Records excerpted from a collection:
=== Section Start ===
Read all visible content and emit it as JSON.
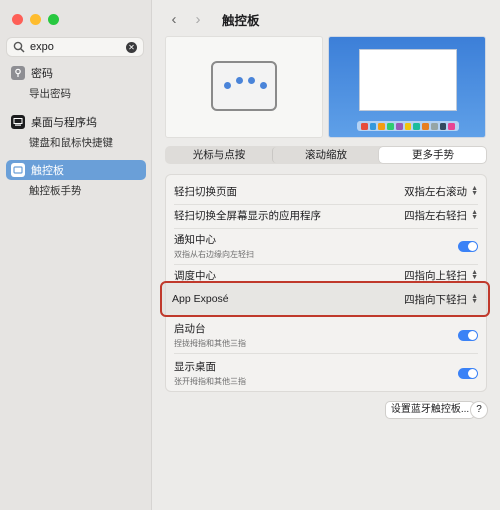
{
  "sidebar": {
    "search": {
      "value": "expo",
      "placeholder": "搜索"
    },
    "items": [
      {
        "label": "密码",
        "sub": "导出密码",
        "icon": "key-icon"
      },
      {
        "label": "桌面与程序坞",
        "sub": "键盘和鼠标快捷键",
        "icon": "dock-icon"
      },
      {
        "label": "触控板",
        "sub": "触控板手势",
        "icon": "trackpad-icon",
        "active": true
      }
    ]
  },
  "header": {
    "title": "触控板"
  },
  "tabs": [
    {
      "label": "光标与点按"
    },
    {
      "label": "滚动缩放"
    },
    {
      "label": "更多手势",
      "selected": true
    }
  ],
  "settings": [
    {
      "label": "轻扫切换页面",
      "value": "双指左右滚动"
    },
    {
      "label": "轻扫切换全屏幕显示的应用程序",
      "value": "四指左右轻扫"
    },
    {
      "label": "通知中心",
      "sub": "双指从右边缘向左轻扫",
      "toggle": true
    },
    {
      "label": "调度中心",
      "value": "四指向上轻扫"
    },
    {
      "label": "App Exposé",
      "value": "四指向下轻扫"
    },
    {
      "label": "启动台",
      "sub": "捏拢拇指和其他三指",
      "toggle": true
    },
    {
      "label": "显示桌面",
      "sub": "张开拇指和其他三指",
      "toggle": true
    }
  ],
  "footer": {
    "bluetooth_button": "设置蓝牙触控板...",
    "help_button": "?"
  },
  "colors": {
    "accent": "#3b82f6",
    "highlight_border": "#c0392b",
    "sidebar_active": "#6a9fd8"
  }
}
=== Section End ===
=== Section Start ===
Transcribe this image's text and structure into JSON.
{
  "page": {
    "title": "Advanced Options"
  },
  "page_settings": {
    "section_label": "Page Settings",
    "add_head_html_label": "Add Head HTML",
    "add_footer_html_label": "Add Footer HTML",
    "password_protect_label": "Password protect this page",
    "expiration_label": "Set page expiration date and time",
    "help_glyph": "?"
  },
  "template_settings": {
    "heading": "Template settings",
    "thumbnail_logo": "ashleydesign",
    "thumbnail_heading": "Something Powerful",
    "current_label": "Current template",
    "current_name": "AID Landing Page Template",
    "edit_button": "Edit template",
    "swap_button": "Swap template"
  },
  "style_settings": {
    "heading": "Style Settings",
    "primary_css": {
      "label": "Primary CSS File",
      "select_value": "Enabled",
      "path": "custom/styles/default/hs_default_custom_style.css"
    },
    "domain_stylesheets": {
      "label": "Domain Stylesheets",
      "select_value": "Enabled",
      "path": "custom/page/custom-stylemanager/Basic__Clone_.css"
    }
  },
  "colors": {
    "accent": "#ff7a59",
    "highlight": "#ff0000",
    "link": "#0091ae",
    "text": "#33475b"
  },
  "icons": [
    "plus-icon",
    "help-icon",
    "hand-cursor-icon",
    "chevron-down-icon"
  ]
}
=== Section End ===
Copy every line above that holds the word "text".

Transcribe this image's text and structure into JSON.
    "text": "#33475b"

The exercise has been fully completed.